Perspective From Camera
The texture coordinates are assigned so that the world space of the object can be textured to fit the projection of the camera exactly.
Axis to project along, or projection method from splines.
Camera or light to project perspective coordinates from
Whether the texture is applied to points or vertices.
Let the operation determine the type of uv attribute created.
Create point uv attribute.
Create vertex uv attribute.
Scales texture coordinates.
Offsets texture coordinates.
Rotates texture coordinates about projection axis.
Fix Boundary Seams
Makes sure the texture wraps around correctly.
The following examples include this node.
This example simulates grass being pushed down by an RBD object. Fur Objects are used to represent the blades of grass and Wire Objects are used to simulate the motion. When a single Fur Object is used to represent the grass, neighbouring blades of grass will have similar motion. Additional objects with different stiffness values can be used to make the motion less uniform. When "Complex Mode" is enabled, two objects are used to represent the grass. The stiffness of each set of curves can be controlled by adjusting the "Angular Spring Constant" and "Linear Spring Constant" parameters on the corresponding Wire Objects.
In this example, a donut is stuck to an animated sticky object on the surface of a grid.
No geometry is animated in this file. All animation is achieved by animating the textures
Flames are grids so that UV textures can easily be applied, they are then warped around a metaball using a magnet SOP. The flames are then assigned to either a yellow or blue Flames texture. The Flames' opacity mask wrap is set to Decal to prevent the texture from repeating and showing a single pixel ring at the top of the flame geometry.

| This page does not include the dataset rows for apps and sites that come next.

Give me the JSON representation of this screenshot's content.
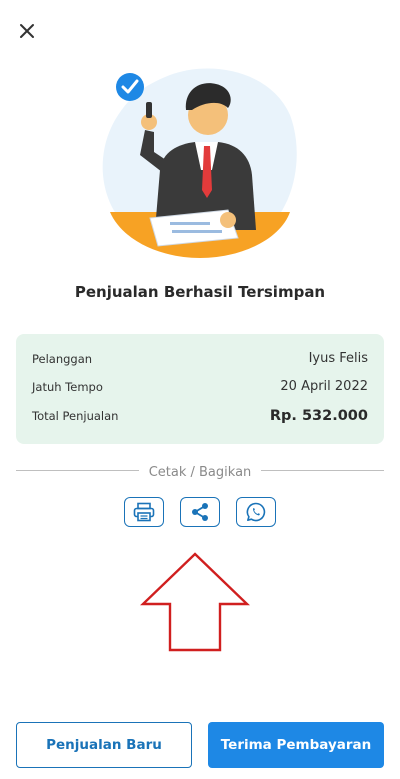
{
  "header": {
    "close_icon": "close-icon"
  },
  "title": "Penjualan Berhasil Tersimpan",
  "summary": {
    "rows": [
      {
        "label": "Pelanggan",
        "value": "Iyus Felis"
      },
      {
        "label": "Jatuh Tempo",
        "value": "20 April 2022"
      },
      {
        "label": "Total Penjualan",
        "value": "Rp. 532.000"
      }
    ]
  },
  "share": {
    "label": "Cetak / Bagikan",
    "icons": [
      "printer-icon",
      "share-icon",
      "whatsapp-icon"
    ]
  },
  "actions": {
    "new_sale": "Penjualan Baru",
    "receive_payment": "Terima Pembayaran"
  },
  "colors": {
    "accent": "#1a73b8",
    "primary_button": "#1e88e5",
    "summary_bg": "#e6f4ec",
    "arrow": "#d01f1f"
  }
}
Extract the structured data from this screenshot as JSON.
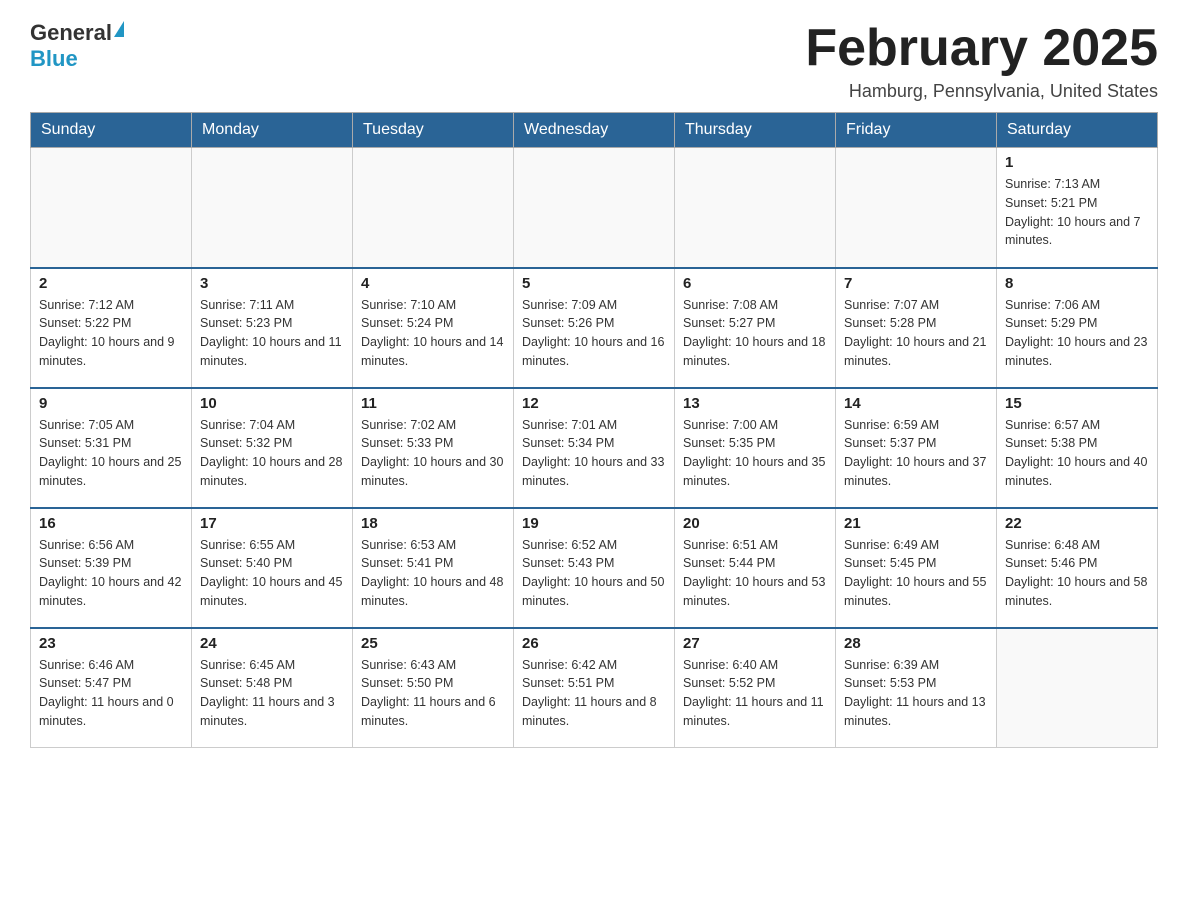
{
  "header": {
    "logo_general": "General",
    "logo_blue": "Blue",
    "month_title": "February 2025",
    "location": "Hamburg, Pennsylvania, United States"
  },
  "days_of_week": [
    "Sunday",
    "Monday",
    "Tuesday",
    "Wednesday",
    "Thursday",
    "Friday",
    "Saturday"
  ],
  "weeks": [
    {
      "days": [
        {
          "num": "",
          "info": ""
        },
        {
          "num": "",
          "info": ""
        },
        {
          "num": "",
          "info": ""
        },
        {
          "num": "",
          "info": ""
        },
        {
          "num": "",
          "info": ""
        },
        {
          "num": "",
          "info": ""
        },
        {
          "num": "1",
          "info": "Sunrise: 7:13 AM\nSunset: 5:21 PM\nDaylight: 10 hours and 7 minutes."
        }
      ]
    },
    {
      "days": [
        {
          "num": "2",
          "info": "Sunrise: 7:12 AM\nSunset: 5:22 PM\nDaylight: 10 hours and 9 minutes."
        },
        {
          "num": "3",
          "info": "Sunrise: 7:11 AM\nSunset: 5:23 PM\nDaylight: 10 hours and 11 minutes."
        },
        {
          "num": "4",
          "info": "Sunrise: 7:10 AM\nSunset: 5:24 PM\nDaylight: 10 hours and 14 minutes."
        },
        {
          "num": "5",
          "info": "Sunrise: 7:09 AM\nSunset: 5:26 PM\nDaylight: 10 hours and 16 minutes."
        },
        {
          "num": "6",
          "info": "Sunrise: 7:08 AM\nSunset: 5:27 PM\nDaylight: 10 hours and 18 minutes."
        },
        {
          "num": "7",
          "info": "Sunrise: 7:07 AM\nSunset: 5:28 PM\nDaylight: 10 hours and 21 minutes."
        },
        {
          "num": "8",
          "info": "Sunrise: 7:06 AM\nSunset: 5:29 PM\nDaylight: 10 hours and 23 minutes."
        }
      ]
    },
    {
      "days": [
        {
          "num": "9",
          "info": "Sunrise: 7:05 AM\nSunset: 5:31 PM\nDaylight: 10 hours and 25 minutes."
        },
        {
          "num": "10",
          "info": "Sunrise: 7:04 AM\nSunset: 5:32 PM\nDaylight: 10 hours and 28 minutes."
        },
        {
          "num": "11",
          "info": "Sunrise: 7:02 AM\nSunset: 5:33 PM\nDaylight: 10 hours and 30 minutes."
        },
        {
          "num": "12",
          "info": "Sunrise: 7:01 AM\nSunset: 5:34 PM\nDaylight: 10 hours and 33 minutes."
        },
        {
          "num": "13",
          "info": "Sunrise: 7:00 AM\nSunset: 5:35 PM\nDaylight: 10 hours and 35 minutes."
        },
        {
          "num": "14",
          "info": "Sunrise: 6:59 AM\nSunset: 5:37 PM\nDaylight: 10 hours and 37 minutes."
        },
        {
          "num": "15",
          "info": "Sunrise: 6:57 AM\nSunset: 5:38 PM\nDaylight: 10 hours and 40 minutes."
        }
      ]
    },
    {
      "days": [
        {
          "num": "16",
          "info": "Sunrise: 6:56 AM\nSunset: 5:39 PM\nDaylight: 10 hours and 42 minutes."
        },
        {
          "num": "17",
          "info": "Sunrise: 6:55 AM\nSunset: 5:40 PM\nDaylight: 10 hours and 45 minutes."
        },
        {
          "num": "18",
          "info": "Sunrise: 6:53 AM\nSunset: 5:41 PM\nDaylight: 10 hours and 48 minutes."
        },
        {
          "num": "19",
          "info": "Sunrise: 6:52 AM\nSunset: 5:43 PM\nDaylight: 10 hours and 50 minutes."
        },
        {
          "num": "20",
          "info": "Sunrise: 6:51 AM\nSunset: 5:44 PM\nDaylight: 10 hours and 53 minutes."
        },
        {
          "num": "21",
          "info": "Sunrise: 6:49 AM\nSunset: 5:45 PM\nDaylight: 10 hours and 55 minutes."
        },
        {
          "num": "22",
          "info": "Sunrise: 6:48 AM\nSunset: 5:46 PM\nDaylight: 10 hours and 58 minutes."
        }
      ]
    },
    {
      "days": [
        {
          "num": "23",
          "info": "Sunrise: 6:46 AM\nSunset: 5:47 PM\nDaylight: 11 hours and 0 minutes."
        },
        {
          "num": "24",
          "info": "Sunrise: 6:45 AM\nSunset: 5:48 PM\nDaylight: 11 hours and 3 minutes."
        },
        {
          "num": "25",
          "info": "Sunrise: 6:43 AM\nSunset: 5:50 PM\nDaylight: 11 hours and 6 minutes."
        },
        {
          "num": "26",
          "info": "Sunrise: 6:42 AM\nSunset: 5:51 PM\nDaylight: 11 hours and 8 minutes."
        },
        {
          "num": "27",
          "info": "Sunrise: 6:40 AM\nSunset: 5:52 PM\nDaylight: 11 hours and 11 minutes."
        },
        {
          "num": "28",
          "info": "Sunrise: 6:39 AM\nSunset: 5:53 PM\nDaylight: 11 hours and 13 minutes."
        },
        {
          "num": "",
          "info": ""
        }
      ]
    }
  ]
}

I'm also using a mask file named
flameOpacMap.jpg to enhance the flames' shape at the top. The noise offset has been animated over
$T with an greater emphasis on the Y axis so that the flames look like they are rising. This is the same reason the Noise jitter is larger for the Y axis as well.
The coals are spheres that have been copy stamped onto a deformed grid. Using Attribute Create surface nodes I am able to override and copy stamp the lava texture’s parameters at the SOP level so that local variables, such as
$BBY, can be used to animate the texture. This way the texture’s crust and its crust values can be used only to form the tops of the coals. This reserves the lava aspect of the texture to be used on the bottoms of the coals. The lava intensity (
Kd attribute) is then stamped and animated to create the look of embers on the bottom of coals glowing.
This example demonstrates how to blend attributes using the Attribute Composite SOP.
This example shows how to create a trimmed NURBS or Bezier surface using the Convert SOP.
There are four examples contained that compare how a trimmed surface handles a texture.
Grid Surface a simple texture map on a grid.
Trimmed Circle Using the Trim SOP the conventional way of creating a trimmed surface using a Project SOP and a Trim SOP.
Trimmed Circle Using the Convert SOP creates a trimmed surface using a Convert SOP.
NURBS Surface Using the Convert SOP shows how a texture is parametrized over a surface that is not trimmed.
To get a better sense of the parameterization of the texture, turn on points and toggle between wireframe and shaded modes.
This example illustrates how custom shaders can be used to define the appearance of fur generated by the Fur SOP.
This example demonstrates how to use a texturemap to color fur.
This example demonstrates how to use a texture to control hair density.
This example demonstrates how to have multiple shading layers with different uv sets using the Layer SOP and the VEX Layered Surface SHOP.
This example shows how to blend point attributes using a Sequence Blend SOP.
This example shows how to blend primitive attributes using a Sequence Blend SOP.
This example shows how to blend vertex attributes using a Sequence Blend SOP.
Animate the rotation of texture coordinates using the UV Transform SOP with a soft falloff.
Press Play to see the animation.
This example uses the Vertex Split SOP to add sufficient points for copying vertex texture coordinates to point positions.